Aragon is an autonomous community in Spain, coextensive with the medieval Kingdom of Aragon. Located in northeastern Spain, the Aragonese autonomous community comprises three provinces (from north to south): Huesca, Zaragoza, and Teruel. Its capital is Zaragoza (also called Saragossa in English). The current Statute of Autonomy declares Aragon a nationality of Spain.
Aragon's northern province of Huesca borders France and is positioned in the middle of the Pyrenees. Within Spain, the community is flanked by Catalonia to the east, Valencian Community and Castilla–La Mancha to the south, and Castile and León, La Rioja, and Navarre to the west.
Covering an area of 47,719 km2 (18,424 sq mi), the region's terrain ranges diversely from permanent glaciers to verdant valleys, rich pasture lands and orchards, through to the arid steppe plains of the central lowlands. Aragon is home to many rivers—most notably, the river Ebro, Spain's largest river in volume, which runs west-east across the entire region through the province of Zaragoza.

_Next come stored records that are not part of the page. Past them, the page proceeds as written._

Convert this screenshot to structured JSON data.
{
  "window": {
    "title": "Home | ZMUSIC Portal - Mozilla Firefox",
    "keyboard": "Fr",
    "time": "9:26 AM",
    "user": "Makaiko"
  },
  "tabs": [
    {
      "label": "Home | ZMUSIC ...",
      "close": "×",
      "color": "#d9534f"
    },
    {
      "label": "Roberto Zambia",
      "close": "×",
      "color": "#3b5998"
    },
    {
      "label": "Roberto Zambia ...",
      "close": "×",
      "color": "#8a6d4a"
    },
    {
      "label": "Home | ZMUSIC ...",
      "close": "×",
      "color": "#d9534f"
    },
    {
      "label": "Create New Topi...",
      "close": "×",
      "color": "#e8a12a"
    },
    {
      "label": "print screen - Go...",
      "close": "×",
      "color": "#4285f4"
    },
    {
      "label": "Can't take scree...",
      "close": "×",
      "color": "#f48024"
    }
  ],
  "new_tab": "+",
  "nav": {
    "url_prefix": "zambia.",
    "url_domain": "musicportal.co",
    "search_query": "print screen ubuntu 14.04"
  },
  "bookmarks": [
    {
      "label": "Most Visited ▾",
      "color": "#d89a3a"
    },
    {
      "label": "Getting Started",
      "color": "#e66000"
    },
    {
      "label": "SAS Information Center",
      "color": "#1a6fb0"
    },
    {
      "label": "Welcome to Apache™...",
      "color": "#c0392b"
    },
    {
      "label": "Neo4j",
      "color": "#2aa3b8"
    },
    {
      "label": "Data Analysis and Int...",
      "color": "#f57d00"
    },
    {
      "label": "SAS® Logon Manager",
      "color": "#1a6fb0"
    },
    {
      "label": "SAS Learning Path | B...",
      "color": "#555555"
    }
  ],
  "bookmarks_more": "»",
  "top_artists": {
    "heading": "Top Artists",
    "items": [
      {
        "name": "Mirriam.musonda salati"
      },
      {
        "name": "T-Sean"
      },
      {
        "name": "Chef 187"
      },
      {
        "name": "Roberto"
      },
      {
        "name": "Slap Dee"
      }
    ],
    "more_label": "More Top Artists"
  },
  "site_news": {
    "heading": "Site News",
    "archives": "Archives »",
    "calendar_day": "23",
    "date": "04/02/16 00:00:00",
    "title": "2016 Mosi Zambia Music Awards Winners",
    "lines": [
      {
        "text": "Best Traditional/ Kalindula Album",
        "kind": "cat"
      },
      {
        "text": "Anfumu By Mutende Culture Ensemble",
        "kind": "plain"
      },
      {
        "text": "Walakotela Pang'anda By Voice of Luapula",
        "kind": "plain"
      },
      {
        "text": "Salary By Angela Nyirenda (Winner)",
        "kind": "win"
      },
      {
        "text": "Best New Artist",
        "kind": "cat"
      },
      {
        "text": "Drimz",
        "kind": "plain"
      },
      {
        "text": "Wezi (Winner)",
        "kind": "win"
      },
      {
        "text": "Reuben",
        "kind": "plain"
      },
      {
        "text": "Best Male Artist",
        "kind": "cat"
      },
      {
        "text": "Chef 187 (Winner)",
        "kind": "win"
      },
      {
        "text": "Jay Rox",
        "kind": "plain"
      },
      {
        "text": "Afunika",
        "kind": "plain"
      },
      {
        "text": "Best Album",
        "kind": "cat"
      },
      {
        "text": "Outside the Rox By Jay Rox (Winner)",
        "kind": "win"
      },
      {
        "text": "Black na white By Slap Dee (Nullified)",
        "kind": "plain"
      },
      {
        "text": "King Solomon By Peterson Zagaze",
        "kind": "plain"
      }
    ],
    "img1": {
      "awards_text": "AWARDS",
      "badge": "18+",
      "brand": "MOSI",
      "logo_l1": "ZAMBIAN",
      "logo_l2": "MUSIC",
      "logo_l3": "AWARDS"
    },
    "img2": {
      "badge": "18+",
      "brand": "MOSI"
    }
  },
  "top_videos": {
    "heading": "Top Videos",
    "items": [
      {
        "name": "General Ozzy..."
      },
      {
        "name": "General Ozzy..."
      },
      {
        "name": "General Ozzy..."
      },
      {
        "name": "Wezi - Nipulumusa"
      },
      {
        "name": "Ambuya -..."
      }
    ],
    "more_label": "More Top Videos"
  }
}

It is also home to the Aneto, the highest mountain in the Pyrenees.
As of 2015, the population of Aragon was 1,317,847, with slightly more than half of it living in Zaragoza, its capital city. The economy of Aragon generates (as of 2014) a GDP of €33,162 million which represents 3.13% of Spain's national GDP, and is currently 6th in per capita production behind Madrid, Basque Country, Navarre, Catalonia and La Rioja.
In addition to its three provinces, Aragon is subdivided into 33 comarcas or counties; all with a rich geopolitical and cultural history from its pre-Roman, Celtic and Roman days; and from the four centuries of Islamic period as Marca Superior of Al-Andalus or kingdom (or taifa) of Saraqustah, and as lands that once belonged to the Frankish Marca Hispanica; and counties that later formed the Kingdom of Aragon and eventually the empire or Crown of Aragon.